▶ **DATASET EXCERPTS**
☆ ☆ ☆ ☆ ☆

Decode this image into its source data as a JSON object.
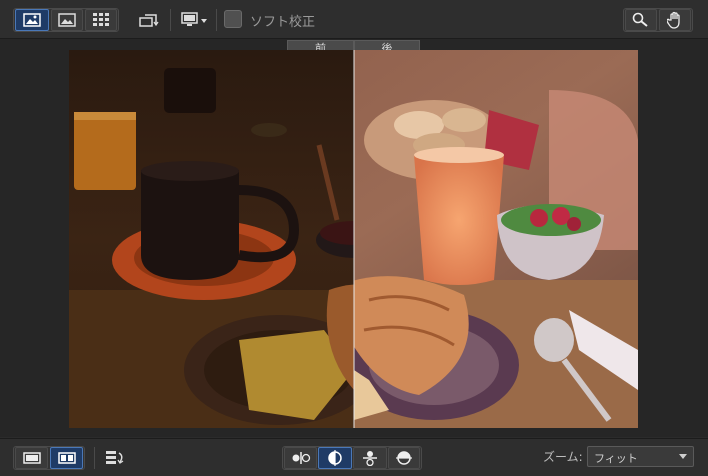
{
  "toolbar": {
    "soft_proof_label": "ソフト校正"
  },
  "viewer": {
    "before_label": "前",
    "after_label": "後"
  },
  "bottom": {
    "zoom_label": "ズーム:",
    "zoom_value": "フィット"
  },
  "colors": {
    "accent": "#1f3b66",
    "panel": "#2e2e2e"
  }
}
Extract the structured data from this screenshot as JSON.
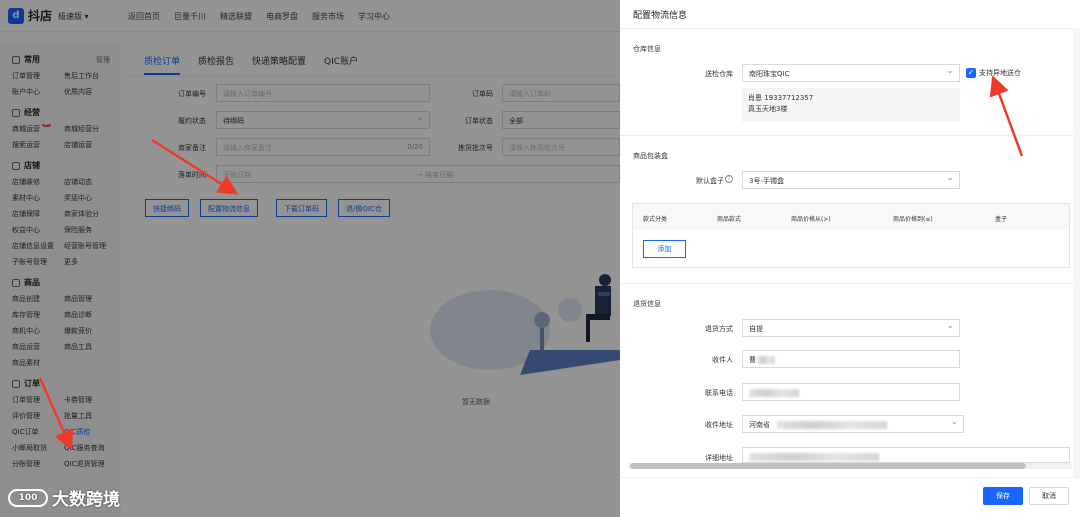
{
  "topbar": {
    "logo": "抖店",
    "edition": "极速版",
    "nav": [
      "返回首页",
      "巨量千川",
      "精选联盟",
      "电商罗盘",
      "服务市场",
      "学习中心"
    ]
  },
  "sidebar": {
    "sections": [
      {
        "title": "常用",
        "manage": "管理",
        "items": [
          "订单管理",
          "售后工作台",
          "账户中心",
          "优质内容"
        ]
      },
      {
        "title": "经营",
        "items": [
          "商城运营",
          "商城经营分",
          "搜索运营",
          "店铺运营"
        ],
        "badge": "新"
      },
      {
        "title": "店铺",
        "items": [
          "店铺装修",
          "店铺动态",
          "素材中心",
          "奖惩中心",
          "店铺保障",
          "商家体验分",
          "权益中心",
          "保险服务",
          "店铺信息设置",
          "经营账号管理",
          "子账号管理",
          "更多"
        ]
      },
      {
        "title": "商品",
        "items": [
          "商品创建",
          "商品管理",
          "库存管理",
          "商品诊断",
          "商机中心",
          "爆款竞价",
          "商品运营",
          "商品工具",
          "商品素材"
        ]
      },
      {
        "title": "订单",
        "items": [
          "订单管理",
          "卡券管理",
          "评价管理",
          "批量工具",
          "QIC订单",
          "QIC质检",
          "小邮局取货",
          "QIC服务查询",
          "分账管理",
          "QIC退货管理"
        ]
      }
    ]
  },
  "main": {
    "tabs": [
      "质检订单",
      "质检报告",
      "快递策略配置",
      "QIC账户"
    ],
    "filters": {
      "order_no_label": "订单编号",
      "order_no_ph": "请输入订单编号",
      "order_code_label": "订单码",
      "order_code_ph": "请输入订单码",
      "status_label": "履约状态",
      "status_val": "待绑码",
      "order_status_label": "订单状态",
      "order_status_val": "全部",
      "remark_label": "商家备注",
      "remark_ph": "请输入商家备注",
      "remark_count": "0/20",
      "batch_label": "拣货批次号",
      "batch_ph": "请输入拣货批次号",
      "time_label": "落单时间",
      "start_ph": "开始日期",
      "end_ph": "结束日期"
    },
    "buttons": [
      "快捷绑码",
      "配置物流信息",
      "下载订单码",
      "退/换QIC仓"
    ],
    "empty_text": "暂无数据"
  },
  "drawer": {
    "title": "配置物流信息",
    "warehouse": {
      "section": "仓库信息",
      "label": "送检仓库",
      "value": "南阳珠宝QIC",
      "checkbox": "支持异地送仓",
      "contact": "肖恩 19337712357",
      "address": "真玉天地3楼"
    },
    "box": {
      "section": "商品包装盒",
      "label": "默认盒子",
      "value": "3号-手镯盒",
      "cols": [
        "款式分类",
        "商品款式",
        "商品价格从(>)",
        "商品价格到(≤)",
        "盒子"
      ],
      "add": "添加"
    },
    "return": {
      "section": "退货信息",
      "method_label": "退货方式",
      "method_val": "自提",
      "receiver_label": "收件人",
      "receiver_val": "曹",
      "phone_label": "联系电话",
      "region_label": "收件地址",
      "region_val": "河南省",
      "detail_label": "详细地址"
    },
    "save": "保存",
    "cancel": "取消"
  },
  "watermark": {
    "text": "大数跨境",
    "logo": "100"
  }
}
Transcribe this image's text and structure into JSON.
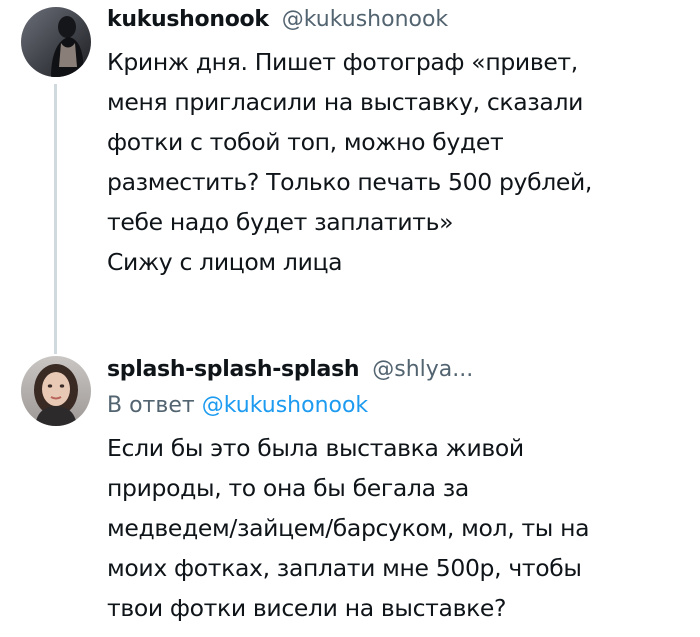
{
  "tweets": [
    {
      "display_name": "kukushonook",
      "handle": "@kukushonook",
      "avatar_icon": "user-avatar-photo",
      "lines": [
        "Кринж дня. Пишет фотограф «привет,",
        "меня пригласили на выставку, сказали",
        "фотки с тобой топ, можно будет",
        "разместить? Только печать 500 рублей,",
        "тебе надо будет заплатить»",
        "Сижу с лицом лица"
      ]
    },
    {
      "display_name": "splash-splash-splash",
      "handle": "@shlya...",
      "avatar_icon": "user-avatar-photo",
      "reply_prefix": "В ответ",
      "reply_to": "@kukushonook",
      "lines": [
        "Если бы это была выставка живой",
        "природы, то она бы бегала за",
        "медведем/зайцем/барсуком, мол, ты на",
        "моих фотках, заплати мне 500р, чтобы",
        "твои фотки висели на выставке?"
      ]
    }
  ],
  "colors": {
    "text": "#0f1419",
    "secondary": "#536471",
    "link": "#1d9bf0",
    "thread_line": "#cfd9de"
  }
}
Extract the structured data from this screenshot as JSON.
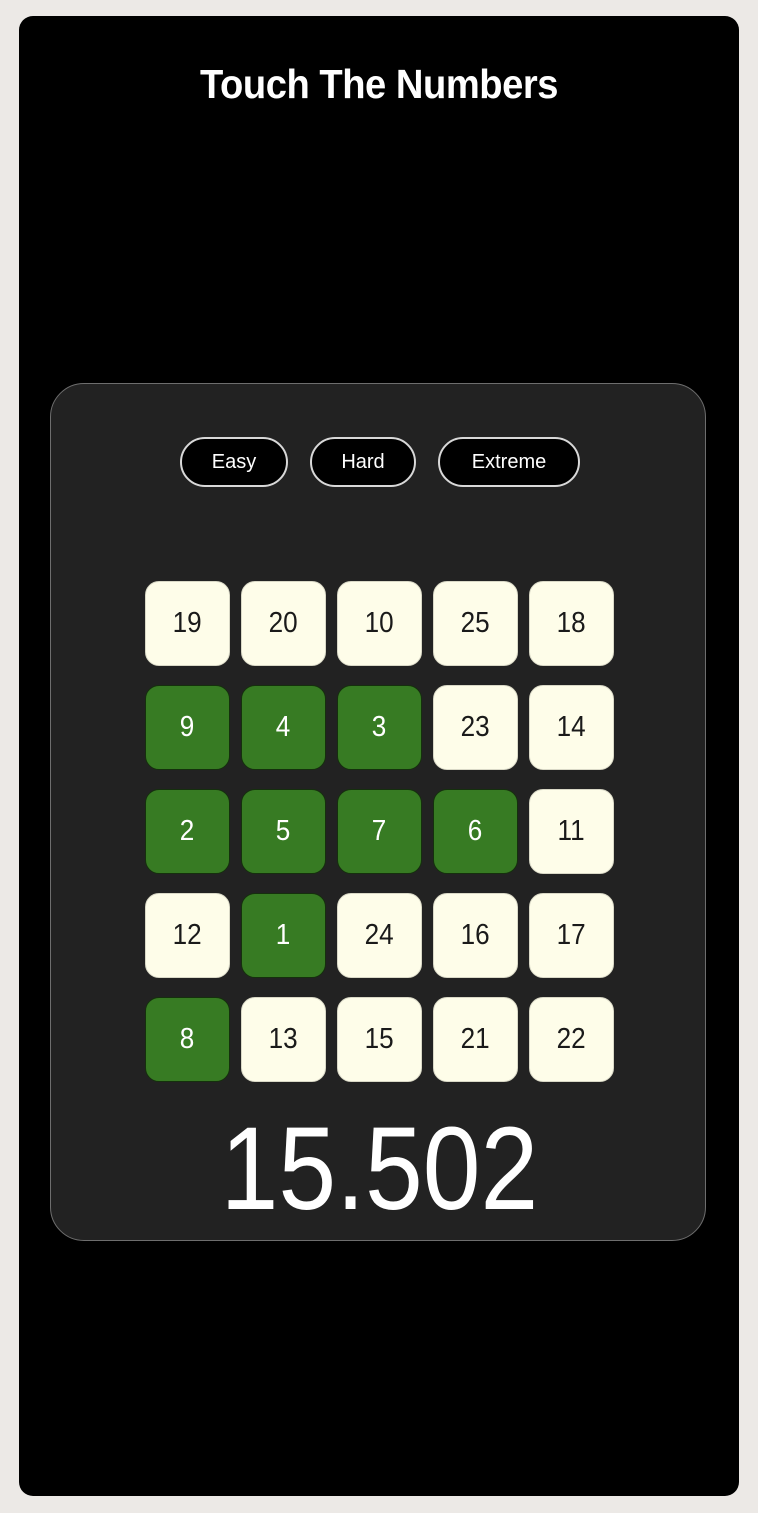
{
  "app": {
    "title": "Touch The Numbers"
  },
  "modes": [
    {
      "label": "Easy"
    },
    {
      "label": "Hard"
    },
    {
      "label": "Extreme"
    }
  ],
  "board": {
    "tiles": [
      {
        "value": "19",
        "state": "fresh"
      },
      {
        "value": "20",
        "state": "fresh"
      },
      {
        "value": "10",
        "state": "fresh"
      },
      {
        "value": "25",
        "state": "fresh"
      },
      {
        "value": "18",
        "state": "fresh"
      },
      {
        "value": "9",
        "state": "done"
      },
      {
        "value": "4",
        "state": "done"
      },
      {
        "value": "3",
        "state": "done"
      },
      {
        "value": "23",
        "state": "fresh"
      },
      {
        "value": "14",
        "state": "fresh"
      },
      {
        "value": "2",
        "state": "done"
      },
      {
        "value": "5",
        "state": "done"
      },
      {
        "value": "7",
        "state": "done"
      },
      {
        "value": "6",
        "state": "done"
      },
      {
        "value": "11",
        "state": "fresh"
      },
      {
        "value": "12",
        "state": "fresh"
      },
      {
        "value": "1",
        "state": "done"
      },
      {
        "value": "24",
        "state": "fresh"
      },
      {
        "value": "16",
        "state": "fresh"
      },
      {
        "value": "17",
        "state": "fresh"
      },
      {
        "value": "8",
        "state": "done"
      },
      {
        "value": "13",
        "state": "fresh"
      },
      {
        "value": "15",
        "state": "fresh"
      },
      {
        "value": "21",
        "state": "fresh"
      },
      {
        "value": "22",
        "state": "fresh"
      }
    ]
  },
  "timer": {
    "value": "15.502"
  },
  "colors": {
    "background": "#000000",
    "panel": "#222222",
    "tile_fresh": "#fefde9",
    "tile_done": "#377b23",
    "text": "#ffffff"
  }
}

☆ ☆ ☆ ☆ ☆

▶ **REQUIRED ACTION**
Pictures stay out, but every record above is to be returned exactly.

▶ **FINISHED EXERCISE**
Decode this image into its source data as a JSON object.
{
  "toolbar": {
    "soft_proof_label": "ソフト校正"
  },
  "viewer": {
    "before_label": "前",
    "after_label": "後"
  },
  "bottom": {
    "zoom_label": "ズーム:",
    "zoom_value": "フィット"
  },
  "colors": {
    "accent": "#1f3b66",
    "panel": "#2e2e2e"
  }
}
Extract the structured data from this screenshot as JSON.
{
  "topbar": {
    "logo": "抖店",
    "edition": "极速版",
    "nav": [
      "返回首页",
      "巨量千川",
      "精选联盟",
      "电商罗盘",
      "服务市场",
      "学习中心"
    ]
  },
  "sidebar": {
    "sections": [
      {
        "title": "常用",
        "manage": "管理",
        "items": [
          "订单管理",
          "售后工作台",
          "账户中心",
          "优质内容"
        ]
      },
      {
        "title": "经营",
        "items": [
          "商城运营",
          "商城经营分",
          "搜索运营",
          "店铺运营"
        ],
        "badge": "新"
      },
      {
        "title": "店铺",
        "items": [
          "店铺装修",
          "店铺动态",
          "素材中心",
          "奖惩中心",
          "店铺保障",
          "商家体验分",
          "权益中心",
          "保险服务",
          "店铺信息设置",
          "经营账号管理",
          "子账号管理",
          "更多"
        ]
      },
      {
        "title": "商品",
        "items": [
          "商品创建",
          "商品管理",
          "库存管理",
          "商品诊断",
          "商机中心",
          "爆款竞价",
          "商品运营",
          "商品工具",
          "商品素材"
        ]
      },
      {
        "title": "订单",
        "items": [
          "订单管理",
          "卡券管理",
          "评价管理",
          "批量工具",
          "QIC订单",
          "QIC质检",
          "小邮局取货",
          "QIC服务查询",
          "分账管理",
          "QIC退货管理"
        ]
      }
    ]
  },
  "main": {
    "tabs": [
      "质检订单",
      "质检报告",
      "快递策略配置",
      "QIC账户"
    ],
    "filters": {
      "order_no_label": "订单编号",
      "order_no_ph": "请输入订单编号",
      "order_code_label": "订单码",
      "order_code_ph": "请输入订单码",
      "status_label": "履约状态",
      "status_val": "待绑码",
      "order_status_label": "订单状态",
      "order_status_val": "全部",
      "remark_label": "商家备注",
      "remark_ph": "请输入商家备注",
      "remark_count": "0/20",
      "batch_label": "拣货批次号",
      "batch_ph": "请输入拣货批次号",
      "time_label": "落单时间",
      "start_ph": "开始日期",
      "end_ph": "结束日期"
    },
    "buttons": [
      "快捷绑码",
      "配置物流信息",
      "下载订单码",
      "退/换QIC仓"
    ],
    "empty_text": "暂无数据"
  },
  "drawer": {
    "title": "配置物流信息",
    "warehouse": {
      "section": "仓库信息",
      "label": "送检仓库",
      "value": "南阳珠宝QIC",
      "checkbox": "支持异地送仓",
      "contact": "肖恩 19337712357",
      "address": "真玉天地3楼"
    },
    "box": {
      "section": "商品包装盒",
      "label": "默认盒子",
      "value": "3号-手镯盒",
      "cols": [
        "款式分类",
        "商品款式",
        "商品价格从(>)",
        "商品价格到(≤)",
        "盒子"
      ],
      "add": "添加"
    },
    "return": {
      "section": "退货信息",
      "method_label": "退货方式",
      "method_val": "自提",
      "receiver_label": "收件人",
      "receiver_val": "曹",
      "phone_label": "联系电话",
      "region_label": "收件地址",
      "region_val": "河南省",
      "detail_label": "详细地址"
    },
    "save": "保存",
    "cancel": "取消"
  },
  "watermark": {
    "text": "大数跨境",
    "logo": "100"
  }
}
Transcribe this image's text and structure into JSON.
{
  "tweets": [
    {
      "display_name": "kukushonook",
      "handle": "@kukushonook",
      "avatar_icon": "user-avatar-photo",
      "lines": [
        "Кринж дня. Пишет фотограф «привет,",
        "меня пригласили на выставку, сказали",
        "фотки с тобой топ, можно будет",
        "разместить? Только печать 500 рублей,",
        "тебе надо будет заплатить»",
        "Сижу с лицом лица"
      ]
    },
    {
      "display_name": "splash-splash-splash",
      "handle": "@shlya...",
      "avatar_icon": "user-avatar-photo",
      "reply_prefix": "В ответ",
      "reply_to": "@kukushonook",
      "lines": [
        "Если бы это была выставка живой",
        "природы, то она бы бегала за",
        "медведем/зайцем/барсуком, мол, ты на",
        "моих фотках, заплати мне 500р, чтобы",
        "твои фотки висели на выставке?"
      ]
    }
  ],
  "colors": {
    "text": "#0f1419",
    "secondary": "#536471",
    "link": "#1d9bf0",
    "thread_line": "#cfd9de"
  }
}
Extract the structured data from this screenshot as JSON.
{
  "app": {
    "title": "Touch The Numbers"
  },
  "modes": [
    {
      "label": "Easy"
    },
    {
      "label": "Hard"
    },
    {
      "label": "Extreme"
    }
  ],
  "board": {
    "tiles": [
      {
        "value": "19",
        "state": "fresh"
      },
      {
        "value": "20",
        "state": "fresh"
      },
      {
        "value": "10",
        "state": "fresh"
      },
      {
        "value": "25",
        "state": "fresh"
      },
      {
        "value": "18",
        "state": "fresh"
      },
      {
        "value": "9",
        "state": "done"
      },
      {
        "value": "4",
        "state": "done"
      },
      {
        "value": "3",
        "state": "done"
      },
      {
        "value": "23",
        "state": "fresh"
      },
      {
        "value": "14",
        "state": "fresh"
      },
      {
        "value": "2",
        "state": "done"
      },
      {
        "value": "5",
        "state": "done"
      },
      {
        "value": "7",
        "state": "done"
      },
      {
        "value": "6",
        "state": "done"
      },
      {
        "value": "11",
        "state": "fresh"
      },
      {
        "value": "12",
        "state": "fresh"
      },
      {
        "value": "1",
        "state": "done"
      },
      {
        "value": "24",
        "state": "fresh"
      },
      {
        "value": "16",
        "state": "fresh"
      },
      {
        "value": "17",
        "state": "fresh"
      },
      {
        "value": "8",
        "state": "done"
      },
      {
        "value": "13",
        "state": "fresh"
      },
      {
        "value": "15",
        "state": "fresh"
      },
      {
        "value": "21",
        "state": "fresh"
      },
      {
        "value": "22",
        "state": "fresh"
      }
    ]
  },
  "timer": {
    "value": "15.502"
  },
  "colors": {
    "background": "#000000",
    "panel": "#222222",
    "tile_fresh": "#fefde9",
    "tile_done": "#377b23",
    "text": "#ffffff"
  }
}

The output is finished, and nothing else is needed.